Shirley Jackson's 1959 horror novel comes to life in Netflix's 'The Haunting of Hill House,' a new series that reinterprets the acclaimed horror novel about a haunted house and a family that endures endless terror.

The Haunting of Hill House

This series from Gerald’s Game writer and director Mike Flanagan is already a critical darling, though its ten episodes don’t premiere on Netflix until October 12. Based on the 1959 novel by Shirley Jackson, this Haunting of Hill House adaptation is the first to explore victims’ trauma after paranormal experiences. Its slow, creepy crawl to a crescendo has been called “an effective scare-fest.”

The Shining

The Shining is two important things at once: it’s the greatest horror film ever made and Stephen King’s least favorite adaptation of one of his novels. If you somehow haven’t seen this groundbreaking game-changer from Stanley Kubrick, watch it immediately and decide for yourself whether you agree with King or legions of cinephiles who have adored it for decades. This all-time horror classic returns to Netflix October 1.

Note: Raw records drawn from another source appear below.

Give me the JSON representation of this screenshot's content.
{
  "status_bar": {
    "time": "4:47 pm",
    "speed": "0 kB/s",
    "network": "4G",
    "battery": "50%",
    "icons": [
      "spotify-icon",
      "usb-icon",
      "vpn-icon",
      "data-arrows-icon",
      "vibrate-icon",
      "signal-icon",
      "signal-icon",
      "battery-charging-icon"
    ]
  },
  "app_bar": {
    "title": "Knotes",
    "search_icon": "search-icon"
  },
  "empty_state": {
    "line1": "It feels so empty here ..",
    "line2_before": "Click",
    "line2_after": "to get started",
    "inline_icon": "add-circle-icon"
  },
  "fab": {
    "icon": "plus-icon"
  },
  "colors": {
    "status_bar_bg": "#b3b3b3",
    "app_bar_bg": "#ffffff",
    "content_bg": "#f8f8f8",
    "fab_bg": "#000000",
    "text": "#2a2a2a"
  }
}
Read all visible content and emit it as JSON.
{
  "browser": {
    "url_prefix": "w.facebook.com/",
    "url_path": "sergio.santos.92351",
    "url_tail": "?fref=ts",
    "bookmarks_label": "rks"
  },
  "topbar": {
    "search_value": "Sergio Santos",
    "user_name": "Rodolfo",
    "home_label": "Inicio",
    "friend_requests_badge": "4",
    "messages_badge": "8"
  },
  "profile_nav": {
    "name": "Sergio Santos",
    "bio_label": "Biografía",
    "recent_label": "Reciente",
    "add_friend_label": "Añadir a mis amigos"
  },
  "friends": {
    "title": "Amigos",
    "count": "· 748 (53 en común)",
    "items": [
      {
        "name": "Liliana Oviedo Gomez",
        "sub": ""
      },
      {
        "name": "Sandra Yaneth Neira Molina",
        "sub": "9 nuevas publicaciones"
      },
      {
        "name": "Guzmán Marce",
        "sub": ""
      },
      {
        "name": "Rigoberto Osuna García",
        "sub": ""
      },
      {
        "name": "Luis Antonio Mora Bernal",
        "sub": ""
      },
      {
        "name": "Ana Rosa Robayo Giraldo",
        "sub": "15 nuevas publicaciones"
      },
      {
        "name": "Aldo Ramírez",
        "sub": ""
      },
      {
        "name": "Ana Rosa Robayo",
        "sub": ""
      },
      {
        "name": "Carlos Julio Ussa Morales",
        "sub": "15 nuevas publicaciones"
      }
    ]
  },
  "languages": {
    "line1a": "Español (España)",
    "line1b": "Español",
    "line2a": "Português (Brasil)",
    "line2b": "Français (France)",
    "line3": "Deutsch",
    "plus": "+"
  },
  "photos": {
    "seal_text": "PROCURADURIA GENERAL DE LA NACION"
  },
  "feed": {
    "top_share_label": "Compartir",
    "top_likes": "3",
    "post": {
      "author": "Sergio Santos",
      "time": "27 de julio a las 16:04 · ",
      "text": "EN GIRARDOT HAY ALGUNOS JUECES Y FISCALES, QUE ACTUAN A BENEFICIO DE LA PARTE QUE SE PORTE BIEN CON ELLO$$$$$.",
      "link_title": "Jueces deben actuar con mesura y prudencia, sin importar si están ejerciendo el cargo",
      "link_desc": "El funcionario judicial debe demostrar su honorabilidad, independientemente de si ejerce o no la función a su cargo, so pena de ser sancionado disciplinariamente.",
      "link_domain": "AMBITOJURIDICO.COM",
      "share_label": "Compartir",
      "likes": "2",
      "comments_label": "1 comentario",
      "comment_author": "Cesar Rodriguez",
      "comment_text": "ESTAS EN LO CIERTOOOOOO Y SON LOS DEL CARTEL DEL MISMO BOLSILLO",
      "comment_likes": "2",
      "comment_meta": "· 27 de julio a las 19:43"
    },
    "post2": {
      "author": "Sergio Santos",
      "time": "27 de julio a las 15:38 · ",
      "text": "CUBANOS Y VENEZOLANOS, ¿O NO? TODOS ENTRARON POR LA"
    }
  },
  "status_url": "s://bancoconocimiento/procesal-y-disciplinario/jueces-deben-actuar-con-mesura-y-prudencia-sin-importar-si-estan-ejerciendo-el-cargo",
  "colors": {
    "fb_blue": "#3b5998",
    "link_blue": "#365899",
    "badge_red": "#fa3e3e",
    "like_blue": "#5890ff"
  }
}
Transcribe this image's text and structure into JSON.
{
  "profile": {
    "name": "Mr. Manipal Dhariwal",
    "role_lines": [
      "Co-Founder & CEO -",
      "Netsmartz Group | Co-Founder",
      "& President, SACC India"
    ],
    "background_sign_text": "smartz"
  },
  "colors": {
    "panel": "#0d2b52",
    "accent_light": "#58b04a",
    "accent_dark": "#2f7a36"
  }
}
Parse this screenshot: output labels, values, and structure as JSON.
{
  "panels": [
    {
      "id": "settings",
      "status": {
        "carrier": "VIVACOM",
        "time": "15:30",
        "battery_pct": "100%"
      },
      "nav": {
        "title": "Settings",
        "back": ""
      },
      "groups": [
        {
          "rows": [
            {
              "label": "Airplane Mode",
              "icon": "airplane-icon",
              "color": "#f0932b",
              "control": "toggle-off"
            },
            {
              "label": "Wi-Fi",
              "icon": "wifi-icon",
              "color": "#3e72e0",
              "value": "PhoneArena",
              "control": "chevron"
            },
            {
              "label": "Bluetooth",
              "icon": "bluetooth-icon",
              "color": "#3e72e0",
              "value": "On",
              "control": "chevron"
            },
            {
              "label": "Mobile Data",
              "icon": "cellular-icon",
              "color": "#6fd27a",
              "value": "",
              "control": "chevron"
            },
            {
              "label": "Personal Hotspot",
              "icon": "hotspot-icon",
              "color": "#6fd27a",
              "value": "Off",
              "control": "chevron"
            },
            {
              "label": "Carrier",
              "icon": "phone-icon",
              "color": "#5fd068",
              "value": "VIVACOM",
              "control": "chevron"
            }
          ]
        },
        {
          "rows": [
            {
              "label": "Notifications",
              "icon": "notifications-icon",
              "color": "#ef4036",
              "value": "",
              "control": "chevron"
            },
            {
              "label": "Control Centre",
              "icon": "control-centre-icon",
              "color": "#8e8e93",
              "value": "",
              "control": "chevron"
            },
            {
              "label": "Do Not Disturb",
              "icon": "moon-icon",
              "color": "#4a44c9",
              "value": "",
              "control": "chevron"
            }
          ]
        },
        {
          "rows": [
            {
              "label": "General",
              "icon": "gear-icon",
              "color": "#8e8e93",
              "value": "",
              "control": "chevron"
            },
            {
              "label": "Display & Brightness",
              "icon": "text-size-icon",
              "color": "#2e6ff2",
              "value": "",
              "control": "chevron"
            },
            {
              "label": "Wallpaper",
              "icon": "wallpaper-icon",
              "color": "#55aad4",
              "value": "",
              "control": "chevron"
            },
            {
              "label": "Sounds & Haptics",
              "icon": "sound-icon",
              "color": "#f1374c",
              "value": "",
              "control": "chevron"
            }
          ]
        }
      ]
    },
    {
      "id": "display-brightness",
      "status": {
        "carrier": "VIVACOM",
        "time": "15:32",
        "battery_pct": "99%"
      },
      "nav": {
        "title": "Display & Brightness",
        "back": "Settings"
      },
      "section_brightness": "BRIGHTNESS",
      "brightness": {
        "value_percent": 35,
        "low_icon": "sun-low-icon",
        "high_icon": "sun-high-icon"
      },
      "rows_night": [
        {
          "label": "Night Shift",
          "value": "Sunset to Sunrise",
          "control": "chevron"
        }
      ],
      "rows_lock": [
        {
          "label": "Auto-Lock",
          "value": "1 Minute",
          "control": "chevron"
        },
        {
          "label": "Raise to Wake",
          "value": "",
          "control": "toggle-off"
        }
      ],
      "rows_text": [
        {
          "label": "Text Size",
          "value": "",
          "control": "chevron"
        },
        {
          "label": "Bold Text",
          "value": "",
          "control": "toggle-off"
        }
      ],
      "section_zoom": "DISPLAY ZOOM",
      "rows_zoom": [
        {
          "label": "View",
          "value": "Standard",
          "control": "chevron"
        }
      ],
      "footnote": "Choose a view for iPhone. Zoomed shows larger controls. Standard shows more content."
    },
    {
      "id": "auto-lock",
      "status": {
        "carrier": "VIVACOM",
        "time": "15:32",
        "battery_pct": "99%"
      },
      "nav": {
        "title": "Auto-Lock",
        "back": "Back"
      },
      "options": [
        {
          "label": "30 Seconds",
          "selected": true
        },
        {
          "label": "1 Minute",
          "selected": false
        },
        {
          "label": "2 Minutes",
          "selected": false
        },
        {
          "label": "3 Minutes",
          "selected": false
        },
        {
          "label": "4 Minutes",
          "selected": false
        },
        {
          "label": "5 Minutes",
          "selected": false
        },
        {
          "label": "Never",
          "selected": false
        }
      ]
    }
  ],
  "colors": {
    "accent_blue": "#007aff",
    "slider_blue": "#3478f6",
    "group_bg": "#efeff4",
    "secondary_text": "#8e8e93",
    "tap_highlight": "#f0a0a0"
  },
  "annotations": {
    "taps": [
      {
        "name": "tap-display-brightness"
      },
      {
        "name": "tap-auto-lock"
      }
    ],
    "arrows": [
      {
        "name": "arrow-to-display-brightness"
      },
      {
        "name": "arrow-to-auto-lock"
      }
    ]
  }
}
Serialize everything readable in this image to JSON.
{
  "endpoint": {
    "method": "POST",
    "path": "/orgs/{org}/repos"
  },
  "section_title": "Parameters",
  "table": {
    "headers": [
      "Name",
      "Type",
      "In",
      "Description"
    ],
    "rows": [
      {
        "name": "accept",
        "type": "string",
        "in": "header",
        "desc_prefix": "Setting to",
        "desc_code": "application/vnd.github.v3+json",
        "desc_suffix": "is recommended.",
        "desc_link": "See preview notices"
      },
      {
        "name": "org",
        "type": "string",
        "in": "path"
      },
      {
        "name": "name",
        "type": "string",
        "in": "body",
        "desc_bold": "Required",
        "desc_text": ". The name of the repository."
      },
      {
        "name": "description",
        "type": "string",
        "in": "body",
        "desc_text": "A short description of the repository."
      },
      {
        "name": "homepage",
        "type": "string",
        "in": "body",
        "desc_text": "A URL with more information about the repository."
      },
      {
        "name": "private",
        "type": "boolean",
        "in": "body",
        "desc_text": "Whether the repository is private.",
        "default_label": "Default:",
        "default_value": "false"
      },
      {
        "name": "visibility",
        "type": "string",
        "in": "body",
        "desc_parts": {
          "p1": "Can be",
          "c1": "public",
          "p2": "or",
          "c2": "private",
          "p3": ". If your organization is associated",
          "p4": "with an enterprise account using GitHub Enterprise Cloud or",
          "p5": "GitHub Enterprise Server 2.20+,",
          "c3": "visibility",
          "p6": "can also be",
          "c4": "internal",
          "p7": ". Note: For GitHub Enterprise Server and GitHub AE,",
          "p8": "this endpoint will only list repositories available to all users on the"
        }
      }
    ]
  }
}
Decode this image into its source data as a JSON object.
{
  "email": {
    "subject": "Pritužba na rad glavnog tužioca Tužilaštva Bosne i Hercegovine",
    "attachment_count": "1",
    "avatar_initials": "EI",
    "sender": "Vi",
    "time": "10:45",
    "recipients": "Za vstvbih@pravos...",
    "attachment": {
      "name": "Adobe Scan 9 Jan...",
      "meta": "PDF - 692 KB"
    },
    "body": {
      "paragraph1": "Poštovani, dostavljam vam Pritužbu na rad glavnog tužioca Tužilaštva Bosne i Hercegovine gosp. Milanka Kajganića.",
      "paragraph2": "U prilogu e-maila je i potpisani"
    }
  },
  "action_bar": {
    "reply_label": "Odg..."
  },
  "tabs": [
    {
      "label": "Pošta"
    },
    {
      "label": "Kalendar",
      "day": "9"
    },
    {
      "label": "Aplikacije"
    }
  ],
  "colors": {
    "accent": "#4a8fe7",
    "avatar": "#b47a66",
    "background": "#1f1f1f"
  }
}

Truth or Dare

Blumhouse specializes in low-budget, simple-concept horror films, and 2017’s Truth or Dare is no exception. Starring Lucy Hale (Pretty Little Liars), this pulpy teen thriller follows a group of college students after they unearth a demonic curse on vacation. Come for the silly premise and stay for the bizarrely effective CGI face-morphing. This goofy, better-than-it-needs-to-be film premieres on Netflix October 3.

haunting of molly hartley
A still from 'The Haunting of Molly Hartley'

The Haunting of Molly Hartley

Honestly, skip this one unless you’re truly desperate. This 2008 clunker starring Haley Bennett (The Magnificent Seven) made a respectable amount of money when it premiered, but critics and audiences alike were underwhelmed. The film premieres on Netflix October 4.